Now growing up hearing my story was AWESOME because I knew it made me one lucky kid/ adult to be alive. So I never had an issues showing off my scars to people whether they wanted to see them or not. I do remember one time when someone else had an issue with it. I was at a water park around middle school age and this girl about my same age asked me why in the world I would wear a bikini with such ugly and big scars on my belly. So I looked at her like she was crazy because I did not know who she was or what she was talking about. Because to me my scars are not ugly. My response, which may have been overly dramatic, because that’s me, I told her without them I would be dead, so I am quite partial to them and love them. They make me who I am. I told her my story then. I then watched her jaw drop.

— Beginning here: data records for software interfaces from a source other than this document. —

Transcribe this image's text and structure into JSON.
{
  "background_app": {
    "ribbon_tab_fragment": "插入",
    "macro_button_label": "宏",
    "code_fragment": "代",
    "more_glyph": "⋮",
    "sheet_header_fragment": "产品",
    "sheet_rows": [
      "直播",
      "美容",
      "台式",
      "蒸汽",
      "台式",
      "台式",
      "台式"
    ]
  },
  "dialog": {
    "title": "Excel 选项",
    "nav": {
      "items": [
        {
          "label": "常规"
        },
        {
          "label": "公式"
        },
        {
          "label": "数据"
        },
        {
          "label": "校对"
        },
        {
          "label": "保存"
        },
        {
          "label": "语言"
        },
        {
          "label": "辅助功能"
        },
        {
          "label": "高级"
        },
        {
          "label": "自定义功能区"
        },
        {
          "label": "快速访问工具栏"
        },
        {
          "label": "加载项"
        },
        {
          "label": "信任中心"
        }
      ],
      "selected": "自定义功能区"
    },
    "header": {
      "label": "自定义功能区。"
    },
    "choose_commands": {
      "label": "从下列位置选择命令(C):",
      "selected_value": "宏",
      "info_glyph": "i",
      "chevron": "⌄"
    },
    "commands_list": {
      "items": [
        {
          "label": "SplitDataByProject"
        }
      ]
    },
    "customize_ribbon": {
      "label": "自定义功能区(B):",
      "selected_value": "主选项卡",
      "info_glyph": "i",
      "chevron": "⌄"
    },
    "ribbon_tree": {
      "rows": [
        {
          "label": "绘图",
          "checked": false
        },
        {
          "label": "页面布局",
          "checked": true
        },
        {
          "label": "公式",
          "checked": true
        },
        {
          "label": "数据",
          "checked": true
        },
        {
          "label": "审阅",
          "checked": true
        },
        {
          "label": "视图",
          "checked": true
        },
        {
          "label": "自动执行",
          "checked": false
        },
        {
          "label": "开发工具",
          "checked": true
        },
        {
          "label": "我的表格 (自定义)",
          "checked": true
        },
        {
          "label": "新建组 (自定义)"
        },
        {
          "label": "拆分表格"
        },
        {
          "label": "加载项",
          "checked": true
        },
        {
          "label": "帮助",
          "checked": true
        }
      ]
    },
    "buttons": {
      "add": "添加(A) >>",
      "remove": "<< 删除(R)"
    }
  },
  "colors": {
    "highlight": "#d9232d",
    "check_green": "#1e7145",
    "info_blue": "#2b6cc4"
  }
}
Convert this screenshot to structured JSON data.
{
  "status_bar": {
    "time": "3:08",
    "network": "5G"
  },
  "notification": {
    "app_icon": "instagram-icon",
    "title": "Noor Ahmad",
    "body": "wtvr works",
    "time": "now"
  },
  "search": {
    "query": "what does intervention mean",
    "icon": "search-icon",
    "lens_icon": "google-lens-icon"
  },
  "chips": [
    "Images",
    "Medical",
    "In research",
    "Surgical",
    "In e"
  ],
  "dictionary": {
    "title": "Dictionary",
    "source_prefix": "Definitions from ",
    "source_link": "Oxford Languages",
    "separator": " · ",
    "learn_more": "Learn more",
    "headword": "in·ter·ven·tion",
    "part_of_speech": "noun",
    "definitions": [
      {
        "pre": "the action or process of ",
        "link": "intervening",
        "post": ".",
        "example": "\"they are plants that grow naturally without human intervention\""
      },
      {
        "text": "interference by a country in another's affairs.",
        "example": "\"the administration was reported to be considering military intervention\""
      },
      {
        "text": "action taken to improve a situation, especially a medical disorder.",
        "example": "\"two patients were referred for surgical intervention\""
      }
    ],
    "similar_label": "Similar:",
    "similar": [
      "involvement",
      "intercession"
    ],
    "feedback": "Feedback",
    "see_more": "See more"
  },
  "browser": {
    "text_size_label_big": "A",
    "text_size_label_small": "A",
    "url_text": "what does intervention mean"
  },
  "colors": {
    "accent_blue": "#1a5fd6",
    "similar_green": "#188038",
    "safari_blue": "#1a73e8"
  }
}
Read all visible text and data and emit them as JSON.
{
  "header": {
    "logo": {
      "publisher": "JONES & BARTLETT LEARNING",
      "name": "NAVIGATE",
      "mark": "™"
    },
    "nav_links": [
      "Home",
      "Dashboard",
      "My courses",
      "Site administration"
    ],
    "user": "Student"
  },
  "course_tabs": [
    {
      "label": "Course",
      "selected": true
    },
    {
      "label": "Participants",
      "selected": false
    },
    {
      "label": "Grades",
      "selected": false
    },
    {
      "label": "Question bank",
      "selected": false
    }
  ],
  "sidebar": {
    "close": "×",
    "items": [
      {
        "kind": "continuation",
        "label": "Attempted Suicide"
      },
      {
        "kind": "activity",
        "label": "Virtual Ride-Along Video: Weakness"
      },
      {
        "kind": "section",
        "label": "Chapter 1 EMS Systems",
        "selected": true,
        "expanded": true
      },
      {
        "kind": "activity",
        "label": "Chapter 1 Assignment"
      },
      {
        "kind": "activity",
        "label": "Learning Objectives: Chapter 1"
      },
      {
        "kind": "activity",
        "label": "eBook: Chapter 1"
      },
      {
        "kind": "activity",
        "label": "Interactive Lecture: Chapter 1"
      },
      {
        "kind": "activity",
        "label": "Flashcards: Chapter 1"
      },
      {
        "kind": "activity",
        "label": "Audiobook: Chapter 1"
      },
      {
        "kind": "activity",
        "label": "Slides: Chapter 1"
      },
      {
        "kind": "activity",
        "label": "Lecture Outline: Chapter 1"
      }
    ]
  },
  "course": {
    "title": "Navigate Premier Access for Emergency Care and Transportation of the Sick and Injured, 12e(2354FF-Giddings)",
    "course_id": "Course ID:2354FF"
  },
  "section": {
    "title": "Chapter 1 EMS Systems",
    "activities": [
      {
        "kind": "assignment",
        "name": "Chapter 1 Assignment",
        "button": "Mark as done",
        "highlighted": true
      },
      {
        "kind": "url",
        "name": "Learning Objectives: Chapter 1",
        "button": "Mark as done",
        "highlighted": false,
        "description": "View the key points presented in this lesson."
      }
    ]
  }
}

She was very impressed that I embraced them rather than hid them from the world. I still do.

Now we fast forward to 5 years ago. After my last surgery, my mom started researching about CDH affects adults online. That is where she found CHERUBS. Almost two years after that I was able to go to DC and meet many people in my CHERUBS Family. It was amazing to be able to talk to and hear other CDH stories and meet other survivors, although I was one of the oldest there. Since then I have been able to attend several other functions with CHERUBS and have become one of the Co-Reps for Texas. One thing you will learn fast is each family’s story is different but they all know what you’re going through or have gone through.

So I am asking you Mr. Sparks, please help us to show the world how strong and how hard these babies fight. I know how hard they fight and how strong each and every single CHD baby is. I lived it. We would be forever thankful if you could help us spread awareness. 

Cassandra "Casey" Carter
CDH Survivor

1 comment:

  1. What a story! Until I met your mother I had never heard of CHD. This congenital defect needs to be brought to light! Since it's not a defect that is in a spotlight, many new parents who experience it need to know about it! They need to know there is support and experience out there. What a scary defect for a parent to have to go through without any knowledge of such thing. Casey, God blessed you with life after CHD, and He certainly blessed your parents with your survival! Let's pray Nicholas Sparks chooses to shed more light, and more information, and more hope for CHD babies and their parents! Can't wait to meet you one day!